On that day in May 2008, a community picnic was held. Though it was intended to be a one-time-only event, it was so successful that Detroit Lakes Mayor Matt Brenk decided last year that it would become an annual celebration -- and a new community tradition, Parkfest, was born.

This year's Parkfest celebration is slated to take place Thursday, May 13, at the Detroit Lakes Pavilion. The free community picnic is from 5 to 7 p.m.

Once again, the celebration will feature a silent auction where guests will have the opportunity to bid on mosaic glass windows created by area school students.

These windows were created during the annual "Mosaic Mania" art outreach project established three years ago by the Historic Holmes Theatre.

The project was the brainchild of glass artist Becky Mitchell, who also serves as a development and outreach coordinator for the Detroit Lakes Community & Cultural Center.

Each year, Mitchell goes out into area schools and helps elementary school children in grades 3-6 create mosaic glass art projects.

Because school participation in the outreach project is on a "first come, first serve" basis, the list of participating schools fluctuates slightly each year.

This year's participating schools included Faith Christian (new this year), Holy Rosary, Roosevelt and Rossman elementary schools in Detroit Lakes; Circle of Life School in White Earth; Frazee; Lake Park-Audubon; and Perham.

"We also had a group of home-schooled students from the lakes area," said Mitchell.

Schools that have participated in the project in the past have included Waubun and Barnesville, Mitchell said.

Mitchell visits classrooms at the participating schools and helps each of the students create their own, individual 5x5-inch mosaic art piece. In addition, the students from each class contribute toward the creation of a full-size mosaic glass window that is then auctioned off as a fund-raiser.

In the past, all of the proceeds from the auction have gone toward arts outreach programming at the Holmes Theatre. This year, however, each participating school will get to keep 50 percent of the monies raised from the sale of their window, to be used for arts programming and supplies.
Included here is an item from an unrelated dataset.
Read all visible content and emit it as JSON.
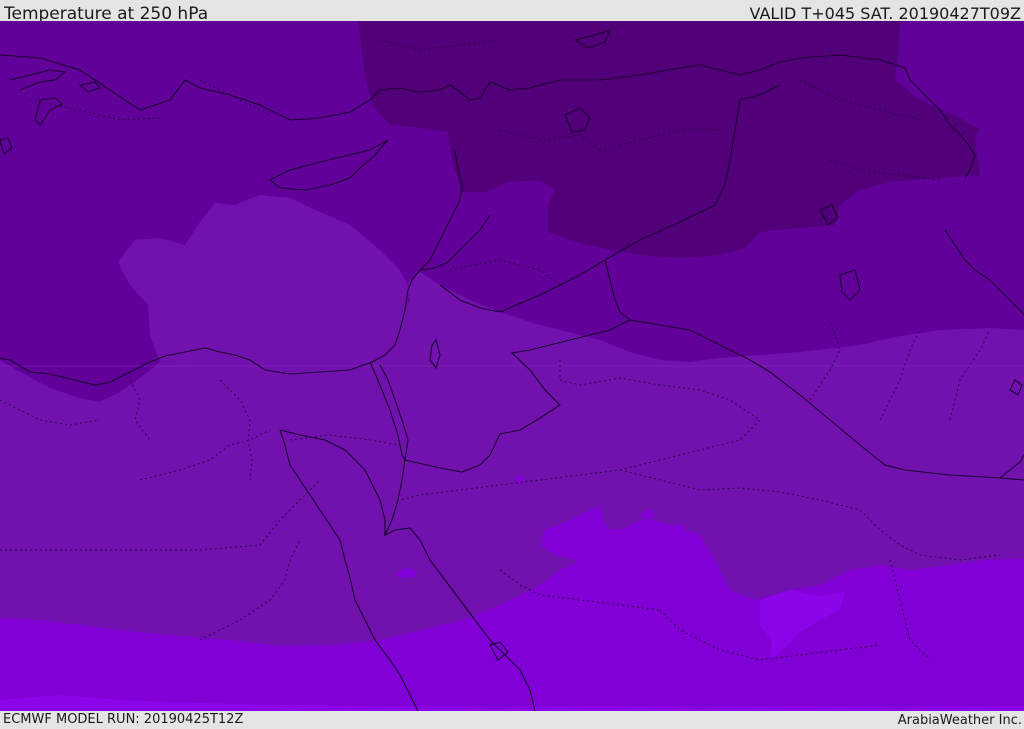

Another new part of the Mosaic Mania fund-raiser this year is that the schools in districts outside of Detroit Lakes can choose to hold their own auction fund-raisers instead of taking part in the Parkfest auction.

Two districts, Frazee and Lake Park-Audubon, have opted to hold their own auctions.

"It's a way for some of the smaller communities to have more ownership in the project -- and to expose the residents to what it (Mosaic Mania) is about," Mitchell said.

The themes for the window mosaics tend to center around Minnesota -- such as the state bird and state flower -- or other natural phenomena.

The key is simplicity, Mitchell noted; too much detail would make it difficult to complete the windows within the allotted time frame.

Supplies for the project are paid for through donations from local -- and some not so local -- businesses.

Mitchell said she also has a strong group of about 15-20 volunteers who help her not only in the classrooms, but with grouting and framing of the students' individual projects.

"It's been phenomenal," she said of their assistance.

Because of their help, she said, the students are able to get their projects back much more quickly than in previous years.

"The kids are thrilled when we walk back into the classrooms with their projects," she said.

For more information about Mosaic Mania, or Parkfest, contact Becky Mitchell at 218-844-4221, ext. 117, or by e-mail at